Sleep apnea is a special form of sleep disorder where there are pauses of breathing lasting longer than 10 seconds at a time, but throughout the night these occur frequently and as often as more than 20 times per hour.
It is fairly common in the general population with a rate of 2% to 4%. Also, males are afflicted with sleep apnea more commonly than women at a rate of 3 to1.
To the loved ones around these persons it can be a horrible experience as it sounds like the person has taken their last breath. The episodes occur as the airways through the nose and through the mouth cavities get closed off momentarily from the relaxation of the muscles that occurs during deep sleep in the tongue and the palate areas (see this image, thanks to medicineworld.org for this image).
As these episodes actually are accompanied by low blood oxygen levels, this condition can become life threatening, particularly with preexisting heart and lung disease. The death rate from heart attacks and strokes in this group of patients is about double, particularly in the older generation. As this condition is associated with obesity, and obesity has its own high risk for cardiovascular disease, the overall risk likely is even greater in the obese patient. There often are anatomical abnormalities in the palate and pharynx area that should be checked out by an ENT doctor.
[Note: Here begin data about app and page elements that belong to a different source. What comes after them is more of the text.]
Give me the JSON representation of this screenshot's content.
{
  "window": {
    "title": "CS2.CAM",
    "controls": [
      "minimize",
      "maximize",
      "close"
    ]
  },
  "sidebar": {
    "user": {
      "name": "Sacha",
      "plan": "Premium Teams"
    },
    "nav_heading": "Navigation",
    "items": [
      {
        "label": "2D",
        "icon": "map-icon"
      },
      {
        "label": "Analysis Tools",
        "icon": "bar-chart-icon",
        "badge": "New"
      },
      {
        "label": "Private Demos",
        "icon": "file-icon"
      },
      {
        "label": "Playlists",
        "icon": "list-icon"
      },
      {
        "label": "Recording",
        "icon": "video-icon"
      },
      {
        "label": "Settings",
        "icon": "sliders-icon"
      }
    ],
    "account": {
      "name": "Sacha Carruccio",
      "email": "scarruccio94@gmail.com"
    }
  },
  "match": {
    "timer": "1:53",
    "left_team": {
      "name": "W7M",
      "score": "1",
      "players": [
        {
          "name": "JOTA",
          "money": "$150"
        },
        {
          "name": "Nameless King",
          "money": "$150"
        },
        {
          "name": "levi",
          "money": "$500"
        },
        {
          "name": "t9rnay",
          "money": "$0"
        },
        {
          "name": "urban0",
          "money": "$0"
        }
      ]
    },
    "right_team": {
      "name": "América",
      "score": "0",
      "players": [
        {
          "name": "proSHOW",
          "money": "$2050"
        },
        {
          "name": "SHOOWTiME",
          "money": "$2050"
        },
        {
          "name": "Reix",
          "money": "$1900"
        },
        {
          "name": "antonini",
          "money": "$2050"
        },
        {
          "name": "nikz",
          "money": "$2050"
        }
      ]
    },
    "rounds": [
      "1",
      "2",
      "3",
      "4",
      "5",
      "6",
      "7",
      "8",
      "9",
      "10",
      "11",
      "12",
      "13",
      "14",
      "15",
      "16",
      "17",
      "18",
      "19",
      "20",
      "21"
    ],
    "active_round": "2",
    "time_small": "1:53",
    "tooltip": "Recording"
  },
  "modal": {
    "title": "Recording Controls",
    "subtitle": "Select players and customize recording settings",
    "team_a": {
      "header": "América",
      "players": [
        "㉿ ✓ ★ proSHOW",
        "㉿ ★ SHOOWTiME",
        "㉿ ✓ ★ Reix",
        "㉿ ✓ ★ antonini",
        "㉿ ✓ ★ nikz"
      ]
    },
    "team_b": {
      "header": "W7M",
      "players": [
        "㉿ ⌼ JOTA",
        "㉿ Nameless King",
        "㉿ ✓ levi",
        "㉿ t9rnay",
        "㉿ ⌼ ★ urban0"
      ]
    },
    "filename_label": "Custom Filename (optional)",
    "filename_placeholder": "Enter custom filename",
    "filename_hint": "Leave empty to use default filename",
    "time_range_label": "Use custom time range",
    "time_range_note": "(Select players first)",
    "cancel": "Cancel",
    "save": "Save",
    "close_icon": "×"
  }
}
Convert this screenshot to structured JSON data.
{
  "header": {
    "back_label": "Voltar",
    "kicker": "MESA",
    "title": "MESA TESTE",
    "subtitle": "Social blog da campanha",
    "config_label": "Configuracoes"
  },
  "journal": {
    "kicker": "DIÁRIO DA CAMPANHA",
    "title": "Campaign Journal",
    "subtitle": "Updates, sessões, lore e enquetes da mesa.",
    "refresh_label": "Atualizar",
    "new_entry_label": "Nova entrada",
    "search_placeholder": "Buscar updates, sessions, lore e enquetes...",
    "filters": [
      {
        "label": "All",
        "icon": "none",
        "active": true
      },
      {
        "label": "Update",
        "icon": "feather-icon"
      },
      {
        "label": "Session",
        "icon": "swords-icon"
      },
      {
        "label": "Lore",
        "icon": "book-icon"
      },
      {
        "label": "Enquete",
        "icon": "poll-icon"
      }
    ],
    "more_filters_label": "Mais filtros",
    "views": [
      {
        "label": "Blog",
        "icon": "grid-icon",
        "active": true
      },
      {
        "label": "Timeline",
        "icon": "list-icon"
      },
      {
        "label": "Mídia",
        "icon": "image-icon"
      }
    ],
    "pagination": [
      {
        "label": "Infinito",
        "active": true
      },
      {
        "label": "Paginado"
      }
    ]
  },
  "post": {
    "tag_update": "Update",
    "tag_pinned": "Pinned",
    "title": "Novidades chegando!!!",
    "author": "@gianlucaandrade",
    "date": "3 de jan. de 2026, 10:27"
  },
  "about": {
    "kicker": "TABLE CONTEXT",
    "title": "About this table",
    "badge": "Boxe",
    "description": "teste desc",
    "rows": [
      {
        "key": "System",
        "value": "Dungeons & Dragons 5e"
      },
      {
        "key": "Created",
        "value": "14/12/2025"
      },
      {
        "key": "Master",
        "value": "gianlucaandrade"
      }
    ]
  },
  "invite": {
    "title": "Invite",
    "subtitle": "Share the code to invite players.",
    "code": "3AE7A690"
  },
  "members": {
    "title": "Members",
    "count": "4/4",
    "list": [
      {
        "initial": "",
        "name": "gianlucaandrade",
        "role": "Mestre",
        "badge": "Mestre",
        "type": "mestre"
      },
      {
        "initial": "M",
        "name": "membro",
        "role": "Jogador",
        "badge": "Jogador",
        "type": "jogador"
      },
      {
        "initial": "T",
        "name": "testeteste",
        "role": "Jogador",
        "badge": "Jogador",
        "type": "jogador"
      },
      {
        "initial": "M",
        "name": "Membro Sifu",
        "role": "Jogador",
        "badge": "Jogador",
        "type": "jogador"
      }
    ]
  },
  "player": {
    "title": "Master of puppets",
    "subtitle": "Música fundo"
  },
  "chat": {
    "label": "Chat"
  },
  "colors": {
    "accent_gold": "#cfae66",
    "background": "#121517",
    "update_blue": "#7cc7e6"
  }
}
Family members (blood relatives) of sleep apnea patients and patients who snore have a 4-fold higher risk of also having this disease (Ref. 7, p.463).
Signs and Symptoms
Apart from frequent pauses of breathing sleep apnea patients often are also snoring. They may be tired and irritable during the day. They may cause car accidents frequently due to a lack of concentration as they are chronically sleep deprived. If there is a congenital minor malformation inside the nose, the pharynx, in the palate or of the uvula, this may affect other family members, but often people around them may get used to it or even perhaps perceive this as normal. High blood pressure is twice as common in patients with sleep apnea and snoring.
Sleep monitoring is at the center of accurate testing for sleep apnea. This is done with polysomnography, a sleep recording device that records simultaneously brain waves, rapid eye movements, muscle activity and a heart tracing(ECG).
Essentially there are two treatments, medical and surgical. The medical treatment involves electromechanical devices such as continuous positive airway pressure (CPAP, see image above) etc. The surgical treatment involves excision of identifiable lesions such as a large uvula, soft palate reconstruction with laser assisted surgery and inner nasal surgeries (septoplasty)(thanks to www.snoring.com.au for this link), if necessary. The indicated links provide more detailed information.
Restoring sleep can be achieved by melatonin, which is a natural hormone produced by the pineal gland on the bottom of the brain (Ref.10). It is so well tolerated that the FDA decided to allow this to be sold in drug stores and health food stores without a prescription. Most people need between 1mg to 9 mg of melatonin at bedtime. It is a powerful antioxidant hormone and helps other hormones to work more efficiently.
1. Noble: Textbook of Primary Care Medicine, 3rd ed., Copyright © 2001 Mosby, Inc.
2. National Asthma Education and Prevention Program. Expert Panel Report II. National Heart, Lung and Blood Institute, 1997.
3. Rakel: Conn’s Current Therapy 2002, 54th ed., Copyright © 2002 W. B. Saunders Company
4. Murray & Nadel: Textbook of Respiratory Medicine, 3rd ed., Copyright © 2000 W. B. Saunders Company
5. Behrman: Nelson Textbook of Pediatrics, 16th ed., Copyright © 2000 W. B. Saunders Company
6. Merck Manual : Sleep Apnea (thanks to www.merckmanuals.com for this link)
7. Goldman: Cecil Textbook of Medicine, 21st ed., Copyright © 2000 W. B. Saunders Company
8. Ferri: Ferri’s Clinical Advisor: Instant Diagnosis and Treatment, 2004 ed., Copyright © 2004 Mosby, Inc.
9. Rakel: Conn’s Current Therapy 2004, 56th ed., Copyright © 2004 Elsevier